- **EXERCISE OBJECTIVE**:
Using the exact wording, repeat every line of the material.

::: PROVIDED MATERIAL :::

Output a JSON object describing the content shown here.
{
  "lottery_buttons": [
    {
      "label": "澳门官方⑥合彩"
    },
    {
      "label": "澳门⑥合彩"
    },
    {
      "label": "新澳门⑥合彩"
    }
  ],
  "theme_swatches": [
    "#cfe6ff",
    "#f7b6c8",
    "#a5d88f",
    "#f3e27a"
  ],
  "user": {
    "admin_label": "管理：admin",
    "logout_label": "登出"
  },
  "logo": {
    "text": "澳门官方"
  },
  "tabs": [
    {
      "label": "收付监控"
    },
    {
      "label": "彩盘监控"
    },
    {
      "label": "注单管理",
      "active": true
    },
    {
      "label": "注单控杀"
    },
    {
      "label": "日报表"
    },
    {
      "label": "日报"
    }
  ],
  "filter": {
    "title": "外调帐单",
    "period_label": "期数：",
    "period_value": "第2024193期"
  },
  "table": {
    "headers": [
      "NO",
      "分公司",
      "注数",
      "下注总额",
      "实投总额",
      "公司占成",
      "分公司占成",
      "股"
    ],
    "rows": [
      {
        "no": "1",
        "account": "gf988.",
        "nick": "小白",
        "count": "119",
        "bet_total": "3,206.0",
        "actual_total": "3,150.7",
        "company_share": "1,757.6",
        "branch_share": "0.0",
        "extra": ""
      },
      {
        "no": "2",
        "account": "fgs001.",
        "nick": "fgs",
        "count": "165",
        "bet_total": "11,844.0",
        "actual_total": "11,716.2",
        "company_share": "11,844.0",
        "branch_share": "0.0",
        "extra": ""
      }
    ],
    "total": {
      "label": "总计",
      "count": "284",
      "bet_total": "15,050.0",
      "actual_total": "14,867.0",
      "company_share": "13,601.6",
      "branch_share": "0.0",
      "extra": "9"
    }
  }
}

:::

- **WORKED SOLUTION**:
Output a JSON object describing the content shown here.
{
  "lottery_buttons": [
    {
      "label": "澳门官方⑥合彩"
    },
    {
      "label": "澳门⑥合彩"
    },
    {
      "label": "新澳门⑥合彩"
    }
  ],
  "theme_swatches": [
    "#cfe6ff",
    "#f7b6c8",
    "#a5d88f",
    "#f3e27a"
  ],
  "user": {
    "admin_label": "管理：admin",
    "logout_label": "登出"
  },
  "logo": {
    "text": "澳门官方"
  },
  "tabs": [
    {
      "label": "收付监控"
    },
    {
      "label": "彩盘监控"
    },
    {
      "label": "注单管理",
      "active": true
    },
    {
      "label": "注单控杀"
    },
    {
      "label": "日报表"
    },
    {
      "label": "日报"
    }
  ],
  "filter": {
    "title": "外调帐单",
    "period_label": "期数：",
    "period_value": "第2024193期"
  },
  "table": {
    "headers": [
      "NO",
      "分公司",
      "注数",
      "下注总额",
      "实投总额",
      "公司占成",
      "分公司占成",
      "股"
    ],
    "rows": [
      {
        "no": "1",
        "account": "gf988.",
        "nick": "小白",
        "count": "119",
        "bet_total": "3,206.0",
        "actual_total": "3,150.7",
        "company_share": "1,757.6",
        "branch_share": "0.0",
        "extra": ""
      },
      {
        "no": "2",
        "account": "fgs001.",
        "nick": "fgs",
        "count": "165",
        "bet_total": "11,844.0",
        "actual_total": "11,716.2",
        "company_share": "11,844.0",
        "branch_share": "0.0",
        "extra": ""
      }
    ],
    "total": {
      "label": "总计",
      "count": "284",
      "bet_total": "15,050.0",
      "actual_total": "14,867.0",
      "company_share": "13,601.6",
      "branch_share": "0.0",
      "extra": "9"
    }
  }
}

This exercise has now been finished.